== Segment start ==

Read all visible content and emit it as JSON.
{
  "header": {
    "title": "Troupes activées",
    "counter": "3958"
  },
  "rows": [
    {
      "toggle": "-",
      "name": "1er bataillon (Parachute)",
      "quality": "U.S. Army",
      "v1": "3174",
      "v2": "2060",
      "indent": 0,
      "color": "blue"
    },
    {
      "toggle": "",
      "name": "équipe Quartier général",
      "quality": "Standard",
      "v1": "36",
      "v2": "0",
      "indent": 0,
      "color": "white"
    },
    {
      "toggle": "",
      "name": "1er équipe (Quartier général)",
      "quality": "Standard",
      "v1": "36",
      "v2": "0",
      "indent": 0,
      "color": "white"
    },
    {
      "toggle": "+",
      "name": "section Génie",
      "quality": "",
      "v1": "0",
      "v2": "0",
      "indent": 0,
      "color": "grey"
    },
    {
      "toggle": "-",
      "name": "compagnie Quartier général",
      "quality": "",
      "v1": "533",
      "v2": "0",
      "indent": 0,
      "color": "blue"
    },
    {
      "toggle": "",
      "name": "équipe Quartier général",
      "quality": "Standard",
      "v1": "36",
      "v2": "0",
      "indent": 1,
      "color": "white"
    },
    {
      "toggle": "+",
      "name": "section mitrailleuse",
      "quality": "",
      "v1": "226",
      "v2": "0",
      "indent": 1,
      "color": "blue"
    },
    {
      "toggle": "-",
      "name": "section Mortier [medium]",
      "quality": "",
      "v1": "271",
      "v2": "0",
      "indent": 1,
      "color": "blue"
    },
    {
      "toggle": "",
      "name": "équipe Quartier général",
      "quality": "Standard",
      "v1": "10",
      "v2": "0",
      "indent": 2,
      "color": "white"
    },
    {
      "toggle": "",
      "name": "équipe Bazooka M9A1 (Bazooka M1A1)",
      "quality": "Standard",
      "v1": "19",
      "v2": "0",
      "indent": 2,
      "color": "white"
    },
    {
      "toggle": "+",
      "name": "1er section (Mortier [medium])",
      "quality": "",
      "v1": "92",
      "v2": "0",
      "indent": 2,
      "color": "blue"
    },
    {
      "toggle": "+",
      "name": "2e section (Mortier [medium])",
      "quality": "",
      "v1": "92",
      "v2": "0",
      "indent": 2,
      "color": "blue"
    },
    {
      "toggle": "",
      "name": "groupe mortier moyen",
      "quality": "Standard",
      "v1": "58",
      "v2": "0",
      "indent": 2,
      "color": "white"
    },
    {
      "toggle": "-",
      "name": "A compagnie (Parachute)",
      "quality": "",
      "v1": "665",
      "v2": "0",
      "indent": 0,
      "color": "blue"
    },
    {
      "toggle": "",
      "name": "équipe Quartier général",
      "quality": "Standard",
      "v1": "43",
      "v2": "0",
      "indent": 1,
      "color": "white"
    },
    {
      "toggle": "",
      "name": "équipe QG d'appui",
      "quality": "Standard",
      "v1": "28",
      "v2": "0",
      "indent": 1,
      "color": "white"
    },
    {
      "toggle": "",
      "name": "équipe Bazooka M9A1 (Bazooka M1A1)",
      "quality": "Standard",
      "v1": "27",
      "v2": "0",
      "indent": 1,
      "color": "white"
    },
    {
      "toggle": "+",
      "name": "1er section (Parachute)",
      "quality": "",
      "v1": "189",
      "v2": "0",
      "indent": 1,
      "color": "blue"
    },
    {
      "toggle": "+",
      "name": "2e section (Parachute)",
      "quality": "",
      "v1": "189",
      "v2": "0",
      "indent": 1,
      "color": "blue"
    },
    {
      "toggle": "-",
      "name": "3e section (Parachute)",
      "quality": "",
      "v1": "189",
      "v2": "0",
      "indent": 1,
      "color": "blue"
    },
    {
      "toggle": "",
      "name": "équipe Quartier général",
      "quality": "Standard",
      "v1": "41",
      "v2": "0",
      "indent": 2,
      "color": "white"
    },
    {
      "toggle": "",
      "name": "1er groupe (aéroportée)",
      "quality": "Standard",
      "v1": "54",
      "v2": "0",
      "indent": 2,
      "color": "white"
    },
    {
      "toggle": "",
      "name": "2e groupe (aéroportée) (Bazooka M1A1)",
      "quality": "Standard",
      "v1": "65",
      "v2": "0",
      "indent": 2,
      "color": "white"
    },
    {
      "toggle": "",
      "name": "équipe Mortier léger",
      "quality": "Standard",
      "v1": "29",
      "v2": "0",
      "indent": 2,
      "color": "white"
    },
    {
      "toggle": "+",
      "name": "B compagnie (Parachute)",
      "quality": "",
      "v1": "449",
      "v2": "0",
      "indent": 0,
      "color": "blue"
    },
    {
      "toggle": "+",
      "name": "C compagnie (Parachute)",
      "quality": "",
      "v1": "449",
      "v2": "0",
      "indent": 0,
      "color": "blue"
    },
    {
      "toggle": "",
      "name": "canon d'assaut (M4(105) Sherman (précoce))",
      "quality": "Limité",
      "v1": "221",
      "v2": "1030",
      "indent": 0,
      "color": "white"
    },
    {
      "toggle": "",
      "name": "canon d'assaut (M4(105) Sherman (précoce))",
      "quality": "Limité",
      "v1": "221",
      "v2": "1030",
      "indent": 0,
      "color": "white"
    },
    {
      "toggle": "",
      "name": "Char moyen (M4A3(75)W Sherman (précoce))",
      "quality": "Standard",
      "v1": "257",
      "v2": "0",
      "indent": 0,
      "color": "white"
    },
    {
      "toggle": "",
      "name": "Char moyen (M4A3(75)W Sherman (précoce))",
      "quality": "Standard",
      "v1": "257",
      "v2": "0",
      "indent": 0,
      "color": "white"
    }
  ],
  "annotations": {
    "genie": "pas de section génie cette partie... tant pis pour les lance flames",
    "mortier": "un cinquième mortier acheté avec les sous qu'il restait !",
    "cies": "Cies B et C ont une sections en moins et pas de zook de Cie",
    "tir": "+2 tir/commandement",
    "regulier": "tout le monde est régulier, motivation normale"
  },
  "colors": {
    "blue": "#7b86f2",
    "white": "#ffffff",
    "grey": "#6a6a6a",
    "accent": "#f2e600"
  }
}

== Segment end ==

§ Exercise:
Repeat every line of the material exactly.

§ Answer section:
Read all visible content and emit it as JSON.
{
  "header": {
    "title": "Troupes activées",
    "counter": "3958"
  },
  "rows": [
    {
      "toggle": "-",
      "name": "1er bataillon (Parachute)",
      "quality": "U.S. Army",
      "v1": "3174",
      "v2": "2060",
      "indent": 0,
      "color": "blue"
    },
    {
      "toggle": "",
      "name": "équipe Quartier général",
      "quality": "Standard",
      "v1": "36",
      "v2": "0",
      "indent": 0,
      "color": "white"
    },
    {
      "toggle": "",
      "name": "1er équipe (Quartier général)",
      "quality": "Standard",
      "v1": "36",
      "v2": "0",
      "indent": 0,
      "color": "white"
    },
    {
      "toggle": "+",
      "name": "section Génie",
      "quality": "",
      "v1": "0",
      "v2": "0",
      "indent": 0,
      "color": "grey"
    },
    {
      "toggle": "-",
      "name": "compagnie Quartier général",
      "quality": "",
      "v1": "533",
      "v2": "0",
      "indent": 0,
      "color": "blue"
    },
    {
      "toggle": "",
      "name": "équipe Quartier général",
      "quality": "Standard",
      "v1": "36",
      "v2": "0",
      "indent": 1,
      "color": "white"
    },
    {
      "toggle": "+",
      "name": "section mitrailleuse",
      "quality": "",
      "v1": "226",
      "v2": "0",
      "indent": 1,
      "color": "blue"
    },
    {
      "toggle": "-",
      "name": "section Mortier [medium]",
      "quality": "",
      "v1": "271",
      "v2": "0",
      "indent": 1,
      "color": "blue"
    },
    {
      "toggle": "",
      "name": "équipe Quartier général",
      "quality": "Standard",
      "v1": "10",
      "v2": "0",
      "indent": 2,
      "color": "white"
    },
    {
      "toggle": "",
      "name": "équipe Bazooka M9A1 (Bazooka M1A1)",
      "quality": "Standard",
      "v1": "19",
      "v2": "0",
      "indent": 2,
      "color": "white"
    },
    {
      "toggle": "+",
      "name": "1er section (Mortier [medium])",
      "quality": "",
      "v1": "92",
      "v2": "0",
      "indent": 2,
      "color": "blue"
    },
    {
      "toggle": "+",
      "name": "2e section (Mortier [medium])",
      "quality": "",
      "v1": "92",
      "v2": "0",
      "indent": 2,
      "color": "blue"
    },
    {
      "toggle": "",
      "name": "groupe mortier moyen",
      "quality": "Standard",
      "v1": "58",
      "v2": "0",
      "indent": 2,
      "color": "white"
    },
    {
      "toggle": "-",
      "name": "A compagnie (Parachute)",
      "quality": "",
      "v1": "665",
      "v2": "0",
      "indent": 0,
      "color": "blue"
    },
    {
      "toggle": "",
      "name": "équipe Quartier général",
      "quality": "Standard",
      "v1": "43",
      "v2": "0",
      "indent": 1,
      "color": "white"
    },
    {
      "toggle": "",
      "name": "équipe QG d'appui",
      "quality": "Standard",
      "v1": "28",
      "v2": "0",
      "indent": 1,
      "color": "white"
    },
    {
      "toggle": "",
      "name": "équipe Bazooka M9A1 (Bazooka M1A1)",
      "quality": "Standard",
      "v1": "27",
      "v2": "0",
      "indent": 1,
      "color": "white"
    },
    {
      "toggle": "+",
      "name": "1er section (Parachute)",
      "quality": "",
      "v1": "189",
      "v2": "0",
      "indent": 1,
      "color": "blue"
    },
    {
      "toggle": "+",
      "name": "2e section (Parachute)",
      "quality": "",
      "v1": "189",
      "v2": "0",
      "indent": 1,
      "color": "blue"
    },
    {
      "toggle": "-",
      "name": "3e section (Parachute)",
      "quality": "",
      "v1": "189",
      "v2": "0",
      "indent": 1,
      "color": "blue"
    },
    {
      "toggle": "",
      "name": "équipe Quartier général",
      "quality": "Standard",
      "v1": "41",
      "v2": "0",
      "indent": 2,
      "color": "white"
    },
    {
      "toggle": "",
      "name": "1er groupe (aéroportée)",
      "quality": "Standard",
      "v1": "54",
      "v2": "0",
      "indent": 2,
      "color": "white"
    },
    {
      "toggle": "",
      "name": "2e groupe (aéroportée) (Bazooka M1A1)",
      "quality": "Standard",
      "v1": "65",
      "v2": "0",
      "indent": 2,
      "color": "white"
    },
    {
      "toggle": "",
      "name": "équipe Mortier léger",
      "quality": "Standard",
      "v1": "29",
      "v2": "0",
      "indent": 2,
      "color": "white"
    },
    {
      "toggle": "+",
      "name": "B compagnie (Parachute)",
      "quality": "",
      "v1": "449",
      "v2": "0",
      "indent": 0,
      "color": "blue"
    },
    {
      "toggle": "+",
      "name": "C compagnie (Parachute)",
      "quality": "",
      "v1": "449",
      "v2": "0",
      "indent": 0,
      "color": "blue"
    },
    {
      "toggle": "",
      "name": "canon d'assaut (M4(105) Sherman (précoce))",
      "quality": "Limité",
      "v1": "221",
      "v2": "1030",
      "indent": 0,
      "color": "white"
    },
    {
      "toggle": "",
      "name": "canon d'assaut (M4(105) Sherman (précoce))",
      "quality": "Limité",
      "v1": "221",
      "v2": "1030",
      "indent": 0,
      "color": "white"
    },
    {
      "toggle": "",
      "name": "Char moyen (M4A3(75)W Sherman (précoce))",
      "quality": "Standard",
      "v1": "257",
      "v2": "0",
      "indent": 0,
      "color": "white"
    },
    {
      "toggle": "",
      "name": "Char moyen (M4A3(75)W Sherman (précoce))",
      "quality": "Standard",
      "v1": "257",
      "v2": "0",
      "indent": 0,
      "color": "white"
    }
  ],
  "annotations": {
    "genie": "pas de section génie cette partie... tant pis pour les lance flames",
    "mortier": "un cinquième mortier acheté avec les sous qu'il restait !",
    "cies": "Cies B et C ont une sections en moins et pas de zook de Cie",
    "tir": "+2 tir/commandement",
    "regulier": "tout le monde est régulier, motivation normale"
  },
  "colors": {
    "blue": "#7b86f2",
    "white": "#ffffff",
    "grey": "#6a6a6a",
    "accent": "#f2e600"
  }
}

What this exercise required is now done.